### EXERCISE DESCRIPTION
Every line in the records below that holds the word "link" is to be copied.

### Component data from apps and pages
-- Opening Marker --
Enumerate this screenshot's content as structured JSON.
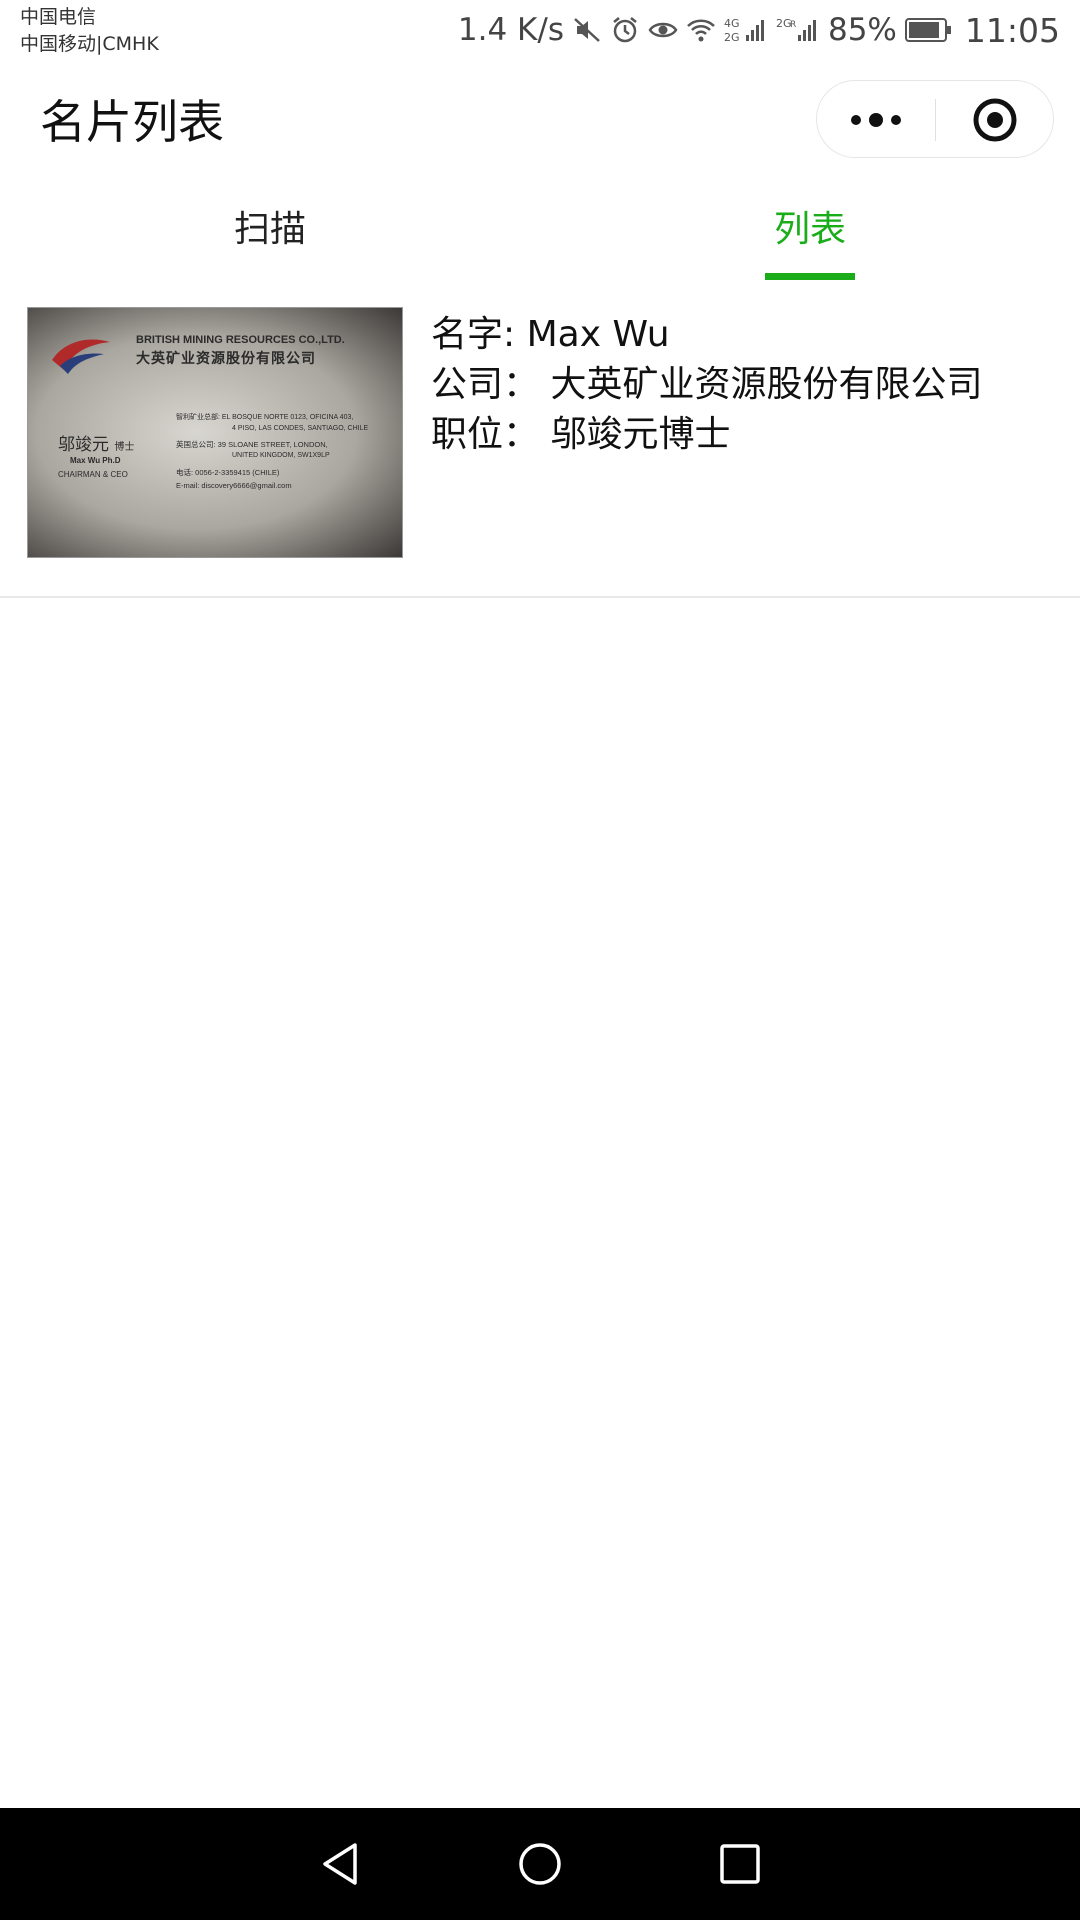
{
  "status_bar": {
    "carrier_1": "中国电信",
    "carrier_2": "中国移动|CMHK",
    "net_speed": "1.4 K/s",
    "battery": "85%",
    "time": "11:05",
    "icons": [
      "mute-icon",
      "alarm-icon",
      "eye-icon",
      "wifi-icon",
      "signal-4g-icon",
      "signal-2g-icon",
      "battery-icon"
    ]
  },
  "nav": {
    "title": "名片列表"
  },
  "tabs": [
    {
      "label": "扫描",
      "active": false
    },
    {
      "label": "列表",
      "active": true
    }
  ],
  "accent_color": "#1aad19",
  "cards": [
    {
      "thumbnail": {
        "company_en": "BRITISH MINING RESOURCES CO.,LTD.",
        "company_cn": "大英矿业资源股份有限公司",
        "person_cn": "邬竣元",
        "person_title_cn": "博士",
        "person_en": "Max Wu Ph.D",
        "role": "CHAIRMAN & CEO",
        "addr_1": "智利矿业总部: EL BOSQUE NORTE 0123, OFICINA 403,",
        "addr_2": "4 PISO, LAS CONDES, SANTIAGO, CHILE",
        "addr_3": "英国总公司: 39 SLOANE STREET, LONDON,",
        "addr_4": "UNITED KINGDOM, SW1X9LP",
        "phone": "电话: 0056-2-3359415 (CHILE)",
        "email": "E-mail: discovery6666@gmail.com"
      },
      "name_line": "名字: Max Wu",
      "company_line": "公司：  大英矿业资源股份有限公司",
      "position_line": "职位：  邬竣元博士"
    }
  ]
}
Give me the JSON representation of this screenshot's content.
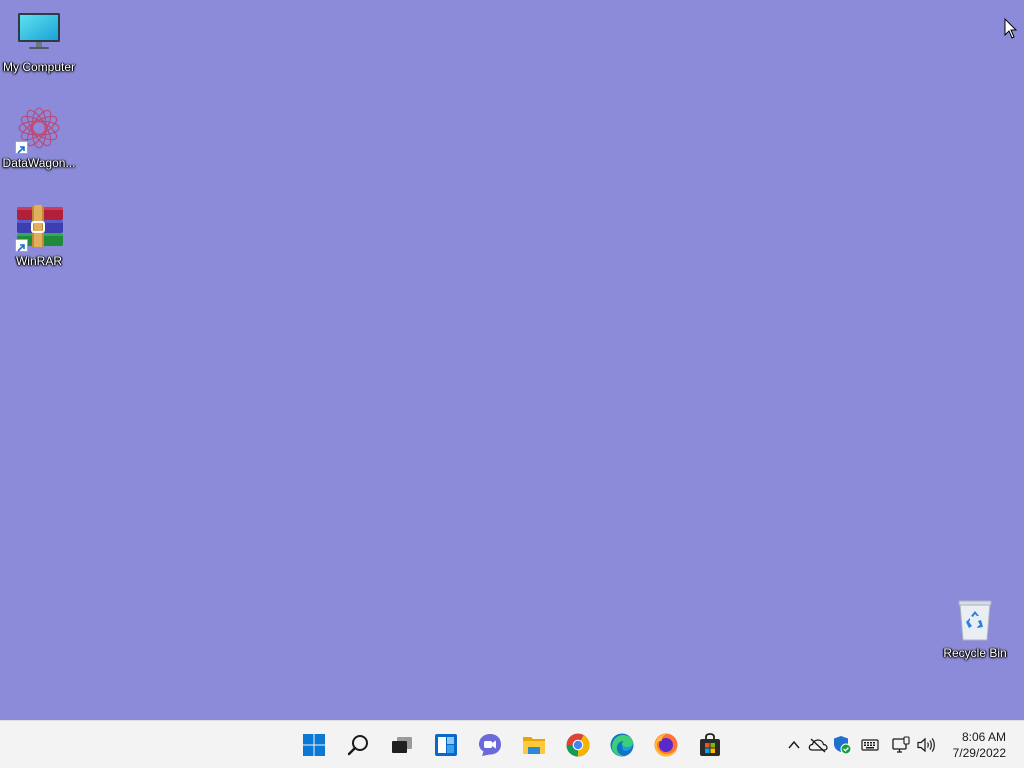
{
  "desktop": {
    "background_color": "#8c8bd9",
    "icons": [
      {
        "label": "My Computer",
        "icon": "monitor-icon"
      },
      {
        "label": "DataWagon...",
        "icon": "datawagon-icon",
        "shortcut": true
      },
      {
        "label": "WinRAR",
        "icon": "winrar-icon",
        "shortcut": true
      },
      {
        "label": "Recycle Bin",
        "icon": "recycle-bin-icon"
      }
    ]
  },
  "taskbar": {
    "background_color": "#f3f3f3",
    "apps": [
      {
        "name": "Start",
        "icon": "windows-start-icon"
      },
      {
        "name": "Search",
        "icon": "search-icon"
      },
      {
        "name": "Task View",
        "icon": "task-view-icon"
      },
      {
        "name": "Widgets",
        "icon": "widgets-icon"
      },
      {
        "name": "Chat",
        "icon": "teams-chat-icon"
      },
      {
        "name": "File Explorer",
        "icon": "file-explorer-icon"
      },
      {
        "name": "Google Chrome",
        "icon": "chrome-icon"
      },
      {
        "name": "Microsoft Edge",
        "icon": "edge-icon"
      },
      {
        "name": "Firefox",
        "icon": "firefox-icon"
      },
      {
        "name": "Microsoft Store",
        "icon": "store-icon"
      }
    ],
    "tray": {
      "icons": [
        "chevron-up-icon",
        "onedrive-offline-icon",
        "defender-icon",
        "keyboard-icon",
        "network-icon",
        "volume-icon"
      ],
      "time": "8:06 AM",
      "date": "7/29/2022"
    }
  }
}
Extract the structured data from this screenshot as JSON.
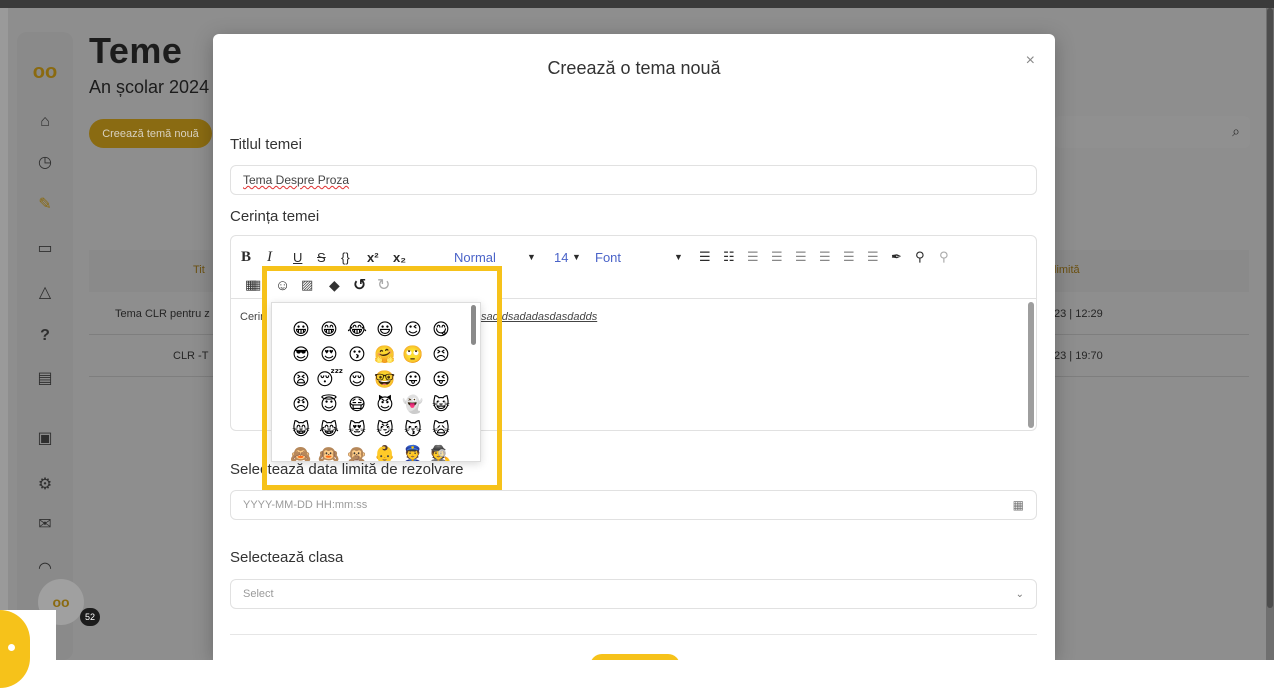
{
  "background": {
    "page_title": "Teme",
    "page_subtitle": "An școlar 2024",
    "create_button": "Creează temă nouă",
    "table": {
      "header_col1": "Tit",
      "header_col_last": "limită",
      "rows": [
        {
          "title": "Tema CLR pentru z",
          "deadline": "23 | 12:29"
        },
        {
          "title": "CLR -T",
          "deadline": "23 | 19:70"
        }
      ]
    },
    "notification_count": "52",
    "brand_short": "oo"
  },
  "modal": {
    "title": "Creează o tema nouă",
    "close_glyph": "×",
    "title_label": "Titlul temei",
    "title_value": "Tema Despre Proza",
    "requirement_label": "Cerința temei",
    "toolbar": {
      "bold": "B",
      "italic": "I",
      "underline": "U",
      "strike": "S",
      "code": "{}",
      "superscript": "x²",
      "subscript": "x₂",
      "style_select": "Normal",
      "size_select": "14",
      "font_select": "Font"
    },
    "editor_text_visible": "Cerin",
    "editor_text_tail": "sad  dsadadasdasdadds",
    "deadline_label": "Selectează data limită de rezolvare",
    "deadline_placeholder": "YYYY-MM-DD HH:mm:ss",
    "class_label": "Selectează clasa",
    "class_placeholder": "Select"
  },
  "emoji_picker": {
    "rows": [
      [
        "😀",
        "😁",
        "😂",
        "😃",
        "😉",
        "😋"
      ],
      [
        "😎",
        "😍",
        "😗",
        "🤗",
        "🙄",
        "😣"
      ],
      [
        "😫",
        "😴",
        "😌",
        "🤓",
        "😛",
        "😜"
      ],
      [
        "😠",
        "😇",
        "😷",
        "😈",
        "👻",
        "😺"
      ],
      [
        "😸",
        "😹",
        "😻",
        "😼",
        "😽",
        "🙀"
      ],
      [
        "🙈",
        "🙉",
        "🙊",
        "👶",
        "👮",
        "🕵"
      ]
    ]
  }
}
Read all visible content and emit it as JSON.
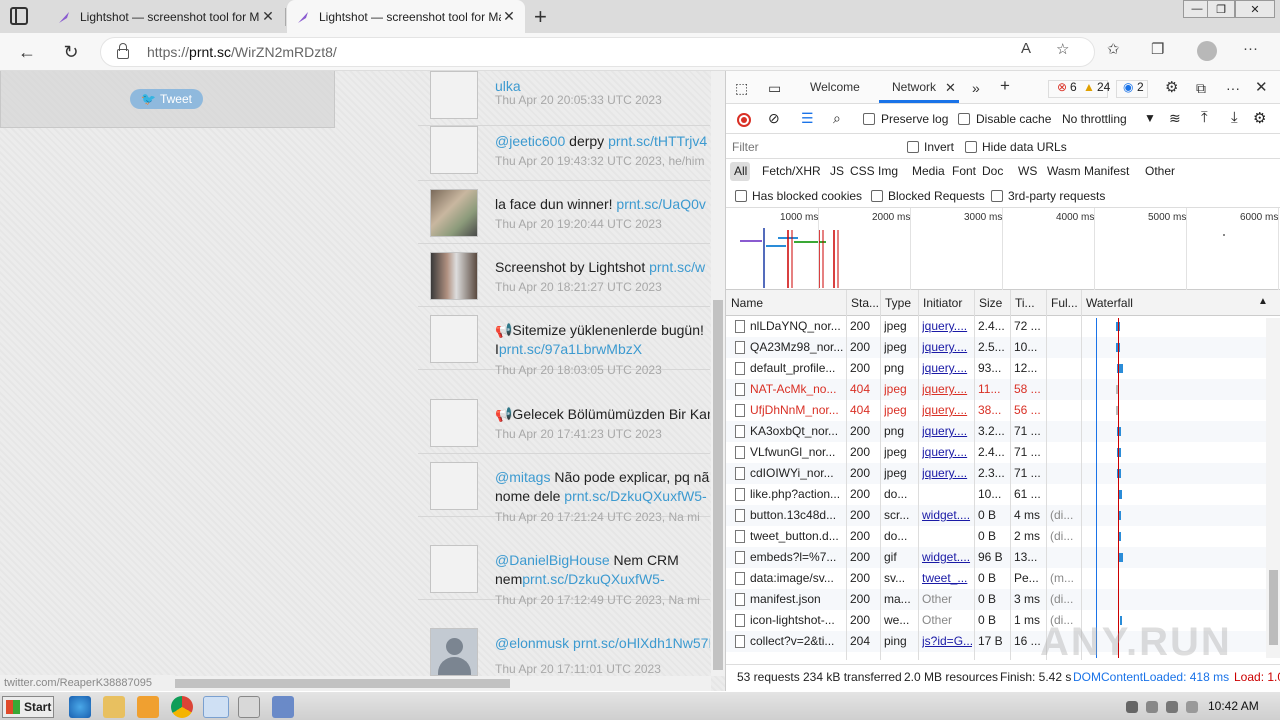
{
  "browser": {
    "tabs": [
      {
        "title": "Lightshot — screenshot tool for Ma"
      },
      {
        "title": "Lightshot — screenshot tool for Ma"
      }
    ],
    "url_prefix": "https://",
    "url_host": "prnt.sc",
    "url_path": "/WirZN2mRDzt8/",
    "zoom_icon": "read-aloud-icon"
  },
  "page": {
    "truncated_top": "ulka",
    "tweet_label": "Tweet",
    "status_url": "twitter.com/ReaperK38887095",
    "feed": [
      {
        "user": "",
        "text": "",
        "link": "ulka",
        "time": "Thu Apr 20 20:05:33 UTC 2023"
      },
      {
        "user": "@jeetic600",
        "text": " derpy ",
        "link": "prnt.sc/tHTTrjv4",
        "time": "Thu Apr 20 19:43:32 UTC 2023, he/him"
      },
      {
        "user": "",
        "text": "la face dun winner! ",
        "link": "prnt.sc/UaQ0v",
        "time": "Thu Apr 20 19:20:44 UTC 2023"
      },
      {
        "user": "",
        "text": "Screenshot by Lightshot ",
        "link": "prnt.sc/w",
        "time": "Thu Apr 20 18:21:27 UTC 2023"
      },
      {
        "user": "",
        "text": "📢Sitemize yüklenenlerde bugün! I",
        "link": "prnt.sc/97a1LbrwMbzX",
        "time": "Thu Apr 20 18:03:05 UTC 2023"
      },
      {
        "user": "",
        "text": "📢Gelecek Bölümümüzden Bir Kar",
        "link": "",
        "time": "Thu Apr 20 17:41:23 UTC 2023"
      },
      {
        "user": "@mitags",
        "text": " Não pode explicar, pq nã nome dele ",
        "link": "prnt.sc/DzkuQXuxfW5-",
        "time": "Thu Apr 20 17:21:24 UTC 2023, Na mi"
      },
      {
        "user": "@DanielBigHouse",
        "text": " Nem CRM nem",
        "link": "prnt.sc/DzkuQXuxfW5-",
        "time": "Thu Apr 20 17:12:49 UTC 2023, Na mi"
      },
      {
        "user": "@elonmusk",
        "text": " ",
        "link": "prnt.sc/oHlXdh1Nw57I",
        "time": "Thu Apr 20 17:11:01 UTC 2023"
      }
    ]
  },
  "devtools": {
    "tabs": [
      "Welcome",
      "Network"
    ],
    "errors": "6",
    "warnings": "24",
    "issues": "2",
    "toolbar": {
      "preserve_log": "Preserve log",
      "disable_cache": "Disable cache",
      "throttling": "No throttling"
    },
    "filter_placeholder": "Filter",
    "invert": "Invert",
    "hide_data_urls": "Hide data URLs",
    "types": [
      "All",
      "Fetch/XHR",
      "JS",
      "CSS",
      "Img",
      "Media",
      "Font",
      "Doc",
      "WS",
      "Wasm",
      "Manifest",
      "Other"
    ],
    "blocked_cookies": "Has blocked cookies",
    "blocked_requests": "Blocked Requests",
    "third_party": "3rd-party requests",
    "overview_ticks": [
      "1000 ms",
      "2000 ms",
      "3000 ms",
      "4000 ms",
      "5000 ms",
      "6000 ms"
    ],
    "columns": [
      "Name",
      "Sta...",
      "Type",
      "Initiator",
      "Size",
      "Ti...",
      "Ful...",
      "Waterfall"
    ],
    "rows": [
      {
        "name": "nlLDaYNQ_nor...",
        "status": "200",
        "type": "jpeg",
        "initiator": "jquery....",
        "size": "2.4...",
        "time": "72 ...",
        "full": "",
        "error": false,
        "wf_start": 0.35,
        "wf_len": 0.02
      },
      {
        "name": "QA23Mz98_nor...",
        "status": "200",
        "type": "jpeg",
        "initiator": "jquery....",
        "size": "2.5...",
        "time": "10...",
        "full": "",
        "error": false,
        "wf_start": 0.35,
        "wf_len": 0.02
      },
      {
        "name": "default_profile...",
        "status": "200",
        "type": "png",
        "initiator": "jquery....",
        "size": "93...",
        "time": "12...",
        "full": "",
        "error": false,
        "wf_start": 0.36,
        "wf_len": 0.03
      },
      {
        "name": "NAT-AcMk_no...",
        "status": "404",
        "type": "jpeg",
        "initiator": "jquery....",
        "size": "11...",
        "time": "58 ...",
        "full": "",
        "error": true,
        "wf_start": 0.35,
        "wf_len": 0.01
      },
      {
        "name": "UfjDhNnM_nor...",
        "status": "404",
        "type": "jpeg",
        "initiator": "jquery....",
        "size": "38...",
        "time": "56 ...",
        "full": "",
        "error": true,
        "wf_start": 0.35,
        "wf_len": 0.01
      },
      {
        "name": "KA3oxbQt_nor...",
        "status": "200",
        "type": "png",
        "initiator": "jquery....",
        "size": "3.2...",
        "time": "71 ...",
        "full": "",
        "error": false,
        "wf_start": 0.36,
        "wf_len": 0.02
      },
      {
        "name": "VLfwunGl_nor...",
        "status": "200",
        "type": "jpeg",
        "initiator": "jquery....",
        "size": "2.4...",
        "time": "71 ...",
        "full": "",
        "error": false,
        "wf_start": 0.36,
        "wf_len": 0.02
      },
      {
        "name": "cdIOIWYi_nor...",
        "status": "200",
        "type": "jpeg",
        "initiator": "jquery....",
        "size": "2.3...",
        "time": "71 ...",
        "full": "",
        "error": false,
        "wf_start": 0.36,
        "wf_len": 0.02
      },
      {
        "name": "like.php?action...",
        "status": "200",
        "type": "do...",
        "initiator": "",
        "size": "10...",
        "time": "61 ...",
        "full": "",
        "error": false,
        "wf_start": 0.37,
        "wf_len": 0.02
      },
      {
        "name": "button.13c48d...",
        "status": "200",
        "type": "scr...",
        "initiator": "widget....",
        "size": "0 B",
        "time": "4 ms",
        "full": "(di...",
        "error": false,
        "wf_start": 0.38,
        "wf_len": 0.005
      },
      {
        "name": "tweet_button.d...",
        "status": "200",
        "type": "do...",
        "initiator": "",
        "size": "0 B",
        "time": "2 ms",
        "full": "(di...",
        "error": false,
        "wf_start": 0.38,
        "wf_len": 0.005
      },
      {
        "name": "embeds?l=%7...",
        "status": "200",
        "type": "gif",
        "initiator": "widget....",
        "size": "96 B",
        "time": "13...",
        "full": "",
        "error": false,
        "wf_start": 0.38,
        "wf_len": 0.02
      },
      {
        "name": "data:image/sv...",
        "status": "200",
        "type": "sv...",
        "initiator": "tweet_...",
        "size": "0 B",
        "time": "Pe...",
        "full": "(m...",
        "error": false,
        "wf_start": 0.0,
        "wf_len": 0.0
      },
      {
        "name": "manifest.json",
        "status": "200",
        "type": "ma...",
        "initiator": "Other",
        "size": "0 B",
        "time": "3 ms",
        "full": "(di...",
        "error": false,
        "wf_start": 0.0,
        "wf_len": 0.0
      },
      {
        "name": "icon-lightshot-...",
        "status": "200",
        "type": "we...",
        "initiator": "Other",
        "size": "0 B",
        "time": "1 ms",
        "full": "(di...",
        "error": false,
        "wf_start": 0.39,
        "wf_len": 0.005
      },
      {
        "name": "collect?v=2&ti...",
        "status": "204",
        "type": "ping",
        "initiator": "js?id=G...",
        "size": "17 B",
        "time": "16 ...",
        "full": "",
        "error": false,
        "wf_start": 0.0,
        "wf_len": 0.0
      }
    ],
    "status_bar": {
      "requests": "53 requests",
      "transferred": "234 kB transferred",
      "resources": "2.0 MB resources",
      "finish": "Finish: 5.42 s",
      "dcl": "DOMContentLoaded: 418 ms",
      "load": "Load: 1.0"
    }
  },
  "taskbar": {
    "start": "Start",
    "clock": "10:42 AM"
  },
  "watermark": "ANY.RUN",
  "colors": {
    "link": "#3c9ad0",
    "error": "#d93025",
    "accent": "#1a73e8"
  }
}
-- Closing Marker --
### ANSWER TO THIS EXERCISE
        "link": "ulka",
        "link": "prnt.sc/tHTTrjv4",
        "link": "prnt.sc/UaQ0v",
        "link": "prnt.sc/w",
        "link": "prnt.sc/97a1LbrwMbzX",
        "link": "",
        "link": "prnt.sc/DzkuQXuxfW5-",
        "link": "prnt.sc/DzkuQXuxfW5-",
        "link": "prnt.sc/oHlXdh1Nw57I",
    "link": "#3c9ad0",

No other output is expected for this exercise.